14 Id., para. 2.

15 Id., para. 6.

16 Loizidou v. Turkey, 1996-IV Eur. Ct. H.R. 2216, para. 43; Al-Adsani v. United Kingdom, 2001-XI Eur. Ct. H.R. 79, para. 55; Bosphorus Hava Yollari Turizm ve Ticaret Anonim Şirketi v. Ireland, 2005-IV Eur. Ct. H.R. 107, para. 150.

17 Vienna Convention, supra note 4, Art. 31(3)(c).

18 Ireland v. United Kingdom, 25 Eur. Ct. H.R. (ser. A), para. 245 (1978), quoted in Judgment, para. 39.

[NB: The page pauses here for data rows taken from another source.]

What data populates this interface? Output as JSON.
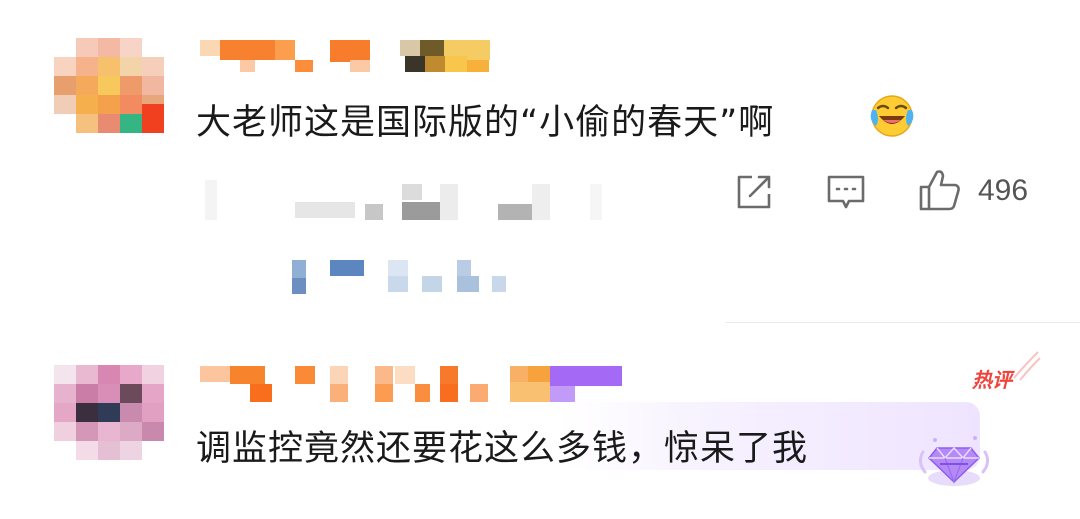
{
  "comments": [
    {
      "text": "大老师这是国际版的“小偷的春天”啊",
      "emoji": "laugh-cry-emoji",
      "actions": {
        "share_icon": "share-icon",
        "reply_icon": "comment-icon",
        "like_icon": "thumbs-up-icon",
        "like_count": "496"
      }
    },
    {
      "text": "调监控竟然还要花这么多钱，惊呆了我",
      "badge": "热评",
      "decoration": "diamond-gem-icon"
    }
  ],
  "colors": {
    "hot_badge": "#f0443c",
    "text": "#1a1a1a",
    "action_gray": "#555555",
    "highlight": "#efe4ff"
  }
}
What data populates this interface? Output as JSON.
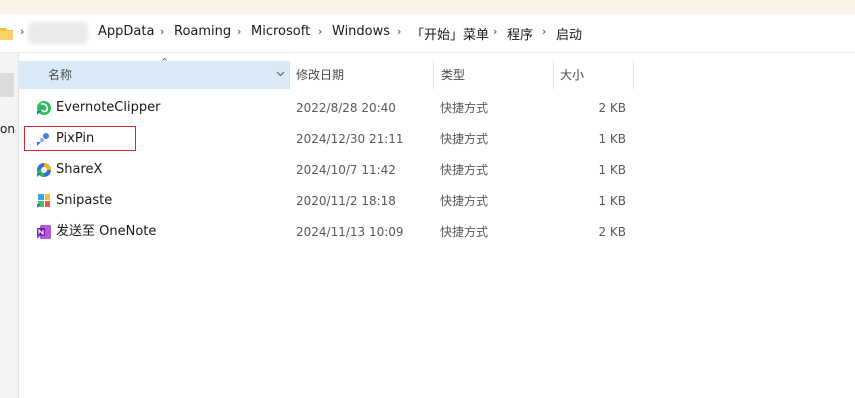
{
  "address_bar": {
    "breadcrumbs": [
      "AppData",
      "Roaming",
      "Microsoft",
      "Windows",
      "「开始」菜单",
      "程序",
      "启动"
    ],
    "separator": "›"
  },
  "nav_pane": {
    "truncated_label": "ona"
  },
  "columns": {
    "name": "名称",
    "modified": "修改日期",
    "type": "类型",
    "size": "大小"
  },
  "files": [
    {
      "name": "EvernoteClipper",
      "modified": "2022/8/28 20:40",
      "type": "快捷方式",
      "size": "2 KB",
      "icon": "evernote-clipper-icon"
    },
    {
      "name": "PixPin",
      "modified": "2024/12/30 21:11",
      "type": "快捷方式",
      "size": "1 KB",
      "icon": "pixpin-icon"
    },
    {
      "name": "ShareX",
      "modified": "2024/10/7 11:42",
      "type": "快捷方式",
      "size": "1 KB",
      "icon": "sharex-icon"
    },
    {
      "name": "Snipaste",
      "modified": "2020/11/2 18:18",
      "type": "快捷方式",
      "size": "1 KB",
      "icon": "snipaste-icon"
    },
    {
      "name": "发送至 OneNote",
      "modified": "2024/11/13 10:09",
      "type": "快捷方式",
      "size": "2 KB",
      "icon": "onenote-icon"
    }
  ],
  "colors": {
    "sorted_header": "#dbeaf7",
    "highlight_box": "#d12a2a",
    "top_strip": "#fbf3ea"
  }
}
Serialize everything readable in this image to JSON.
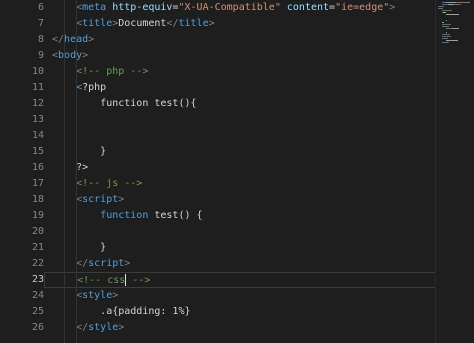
{
  "editor": {
    "lines": [
      {
        "num": "6",
        "tokens": [
          [
            "punc",
            "<"
          ],
          [
            "tag",
            "meta"
          ],
          [
            "text",
            " "
          ],
          [
            "attr",
            "http-equiv"
          ],
          [
            "text",
            "="
          ],
          [
            "str",
            "\"X-UA-Compatible\""
          ],
          [
            "text",
            " "
          ],
          [
            "attr",
            "content"
          ],
          [
            "text",
            "="
          ],
          [
            "str",
            "\"ie=edge\""
          ],
          [
            "punc",
            ">"
          ]
        ],
        "indent": 2
      },
      {
        "num": "7",
        "tokens": [
          [
            "punc",
            "<"
          ],
          [
            "tag",
            "title"
          ],
          [
            "punc",
            ">"
          ],
          [
            "text",
            "Document"
          ],
          [
            "punc",
            "</"
          ],
          [
            "tag",
            "title"
          ],
          [
            "punc",
            ">"
          ]
        ],
        "indent": 2
      },
      {
        "num": "8",
        "tokens": [
          [
            "punc",
            "</"
          ],
          [
            "tag",
            "head"
          ],
          [
            "punc",
            ">"
          ]
        ],
        "indent": 0
      },
      {
        "num": "9",
        "tokens": [
          [
            "punc",
            "<"
          ],
          [
            "tag",
            "body"
          ],
          [
            "punc",
            ">"
          ]
        ],
        "indent": 0
      },
      {
        "num": "10",
        "tokens": [
          [
            "comment",
            "<!-- php -->"
          ]
        ],
        "indent": 2
      },
      {
        "num": "11",
        "tokens": [
          [
            "php",
            "<"
          ],
          [
            "text",
            "?php"
          ]
        ],
        "indent": 2
      },
      {
        "num": "12",
        "tokens": [
          [
            "text",
            "function test(){"
          ]
        ],
        "indent": 4
      },
      {
        "num": "13",
        "tokens": [],
        "indent": 0
      },
      {
        "num": "14",
        "tokens": [],
        "indent": 0
      },
      {
        "num": "15",
        "tokens": [
          [
            "text",
            "}"
          ]
        ],
        "indent": 4
      },
      {
        "num": "16",
        "tokens": [
          [
            "text",
            "?>"
          ]
        ],
        "indent": 2
      },
      {
        "num": "17",
        "tokens": [
          [
            "comment",
            "<!-- js -->"
          ]
        ],
        "indent": 2
      },
      {
        "num": "18",
        "tokens": [
          [
            "punc",
            "<"
          ],
          [
            "tag",
            "script"
          ],
          [
            "punc",
            ">"
          ]
        ],
        "indent": 2
      },
      {
        "num": "19",
        "tokens": [
          [
            "tag",
            "function"
          ],
          [
            "text",
            " test() {"
          ]
        ],
        "indent": 4
      },
      {
        "num": "20",
        "tokens": [],
        "indent": 0
      },
      {
        "num": "21",
        "tokens": [
          [
            "text",
            "}"
          ]
        ],
        "indent": 4
      },
      {
        "num": "22",
        "tokens": [
          [
            "punc",
            "</"
          ],
          [
            "tag",
            "script"
          ],
          [
            "punc",
            ">"
          ]
        ],
        "indent": 2
      },
      {
        "num": "23",
        "tokens": [
          [
            "comment",
            "<!-- css"
          ],
          [
            "cursor",
            ""
          ],
          [
            "comment",
            " -->"
          ]
        ],
        "indent": 2,
        "active": true
      },
      {
        "num": "24",
        "tokens": [
          [
            "punc",
            "<"
          ],
          [
            "tag",
            "style"
          ],
          [
            "punc",
            ">"
          ]
        ],
        "indent": 2
      },
      {
        "num": "25",
        "tokens": [
          [
            "text",
            ".a{padding: 1%}"
          ]
        ],
        "indent": 4
      },
      {
        "num": "26",
        "tokens": [
          [
            "punc",
            "</"
          ],
          [
            "tag",
            "style"
          ],
          [
            "punc",
            ">"
          ]
        ],
        "indent": 2
      }
    ]
  },
  "colors": {
    "background": "#1e1e1e",
    "tag": "#569cd6",
    "attr": "#9cdcfe",
    "string": "#ce9178",
    "comment": "#6a9955",
    "text": "#d4d4d4",
    "line_number": "#858585"
  }
}
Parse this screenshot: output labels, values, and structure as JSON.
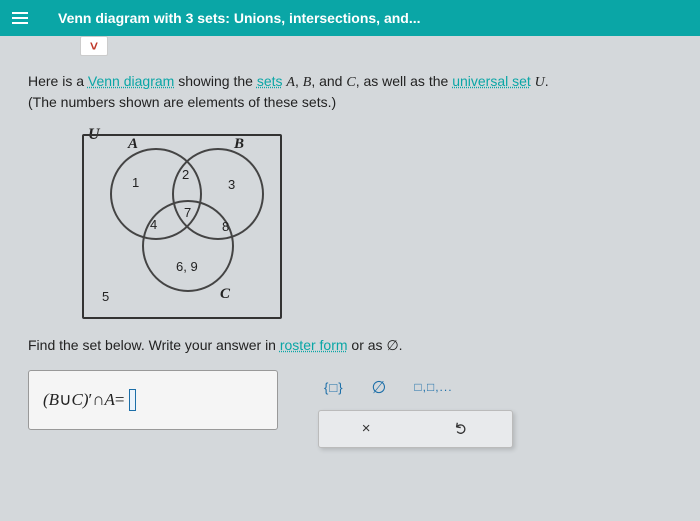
{
  "header": {
    "title": "Venn diagram with 3 sets: Unions, intersections, and..."
  },
  "intro": {
    "line1_pre": "Here is a ",
    "venn_link": "Venn diagram",
    "line1_mid": " showing the ",
    "sets_link": "sets",
    "setA": "A",
    "setB": "B",
    "setC": "C",
    "line1_mid2": ", as well as the ",
    "universal_link": "universal set",
    "setU": "U",
    "line1_end": ".",
    "line2": "(The numbers shown are elements of these sets.)"
  },
  "venn": {
    "U": "U",
    "A": "A",
    "B": "B",
    "C": "C",
    "n1": "1",
    "n2": "2",
    "n3": "3",
    "n4": "4",
    "n7": "7",
    "n8": "8",
    "n69": "6, 9",
    "n5": "5"
  },
  "prompt": {
    "pre": "Find the set below. Write your answer in ",
    "roster_link": "roster form",
    "post": " or as ∅."
  },
  "answer": {
    "expr_open": "(",
    "exprB": "B",
    "union": " ∪ ",
    "exprC": "C",
    "close_paren": ")",
    "prime": "′",
    "inter": " ∩ ",
    "exprA": "A",
    "eq": " = "
  },
  "tools": {
    "braces": "{□}",
    "emptyset": "∅",
    "sequence": "□,□,...",
    "clear": "×",
    "reset": "↺"
  }
}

19 Judgment, para. 40 (quoting Council of Europe, Committee of Experts, Report to the Committee of Ministers, Doc. CM/WP 1(50)15 (Mar. 16, 1950)).

20 ILC Articles, supra note 7, Arts. 31, 34, 37, at 28.

21 Factory at Chorzów (Jurisdiction), supra note 8, at 21; Gabčókovo-Nagymaros Project (Hung./Slovk.), 1997 ICJ Rep. 7, 81, para. 152 (Sept. 25).

22 Judgment, para. 56 (quoting Varnava v. Turkey, App. Nos. 16064/90, 16065/90, 16066/90, 16068/90, 16069/90, 16070/90, 16071/90, 16072/90, 16073/90, 50 Eur. H.R. Rep. 467, para. 224 (2010)).

23 Varnava, supra note 22, para. 224, quoted in Judgment, para. 56.

24 Id., quoted in Judgment, para. 56.

25 ILC Articles, supra note 7, Art. 37(3), at 28.

26 Sep. op. Casadevall, J., para. 5.

27 Concurring op. Pinto de Albuquerque & Vučinicć, JJ., para. 18.

28 Sep. op. Casadevall, J., para. 5 (referring in this regard to the 1456 missing persons).

29 Concurring op. Pinto de Albuquerque & Vučinić, JJ., para. 13.

30 Id., para. 18.

31 Id., para. 1.

32 Id., para. 1 n.1.

33 See, e.g., ILC Articles, supra note 7, Arts. 34–39 with Commentary, at 95–110.

34 Article 34 of the Convention, supra note 2, provides in pertinent part that “[t]he Court may receive applications from any person, non-governmental organisation or group of individuals claiming to be the victim of a violation by one of the High Contracting Parties of the rights set forth in the Convention or the Protocols thereto.”

35 Vallianatos v. Greece, App. Nos. 29381/09, 32684/09, para. 47 (Eur. Ct. H.R. Nov. 7, 2013).

36 Tănase v. Moldova, App. No. 7/08, 53 Eur. H.R. Rep. 744, para. 104 (2011).

37 The right of individuals to submit petitions directly to the Court, now set forth in Article 34 of the Convention, supra note 34, was added by Protocol No. 11, May 11, 1994, ETS No. 155.

38 Chember v. Russia, 2008-IV Eur. Ct. H.R. 1, 22–23, para. 77 (€10,000); Gorodnitchev c. Russie, App. No. 52058/99, para.143(Eur. Ct.H.R. May 24, 2007)(€10,000); Bursucc.Roumanie, App. No. 42066/98, para.124 (Eur. Ct. H.R. Oct. 12, 2004) (€10,000).

39 Concurring op. Pinto de Albuquerque & Vučinić, JJ., para. 14.

40 Id.

41 ILC Articles, supra note 7, Art. 48(2)(a).

42 Joint concurring op., supra note 9.

43 Concurring op. Pinto de Albuquerque & Vučinić, JJ., para. 18.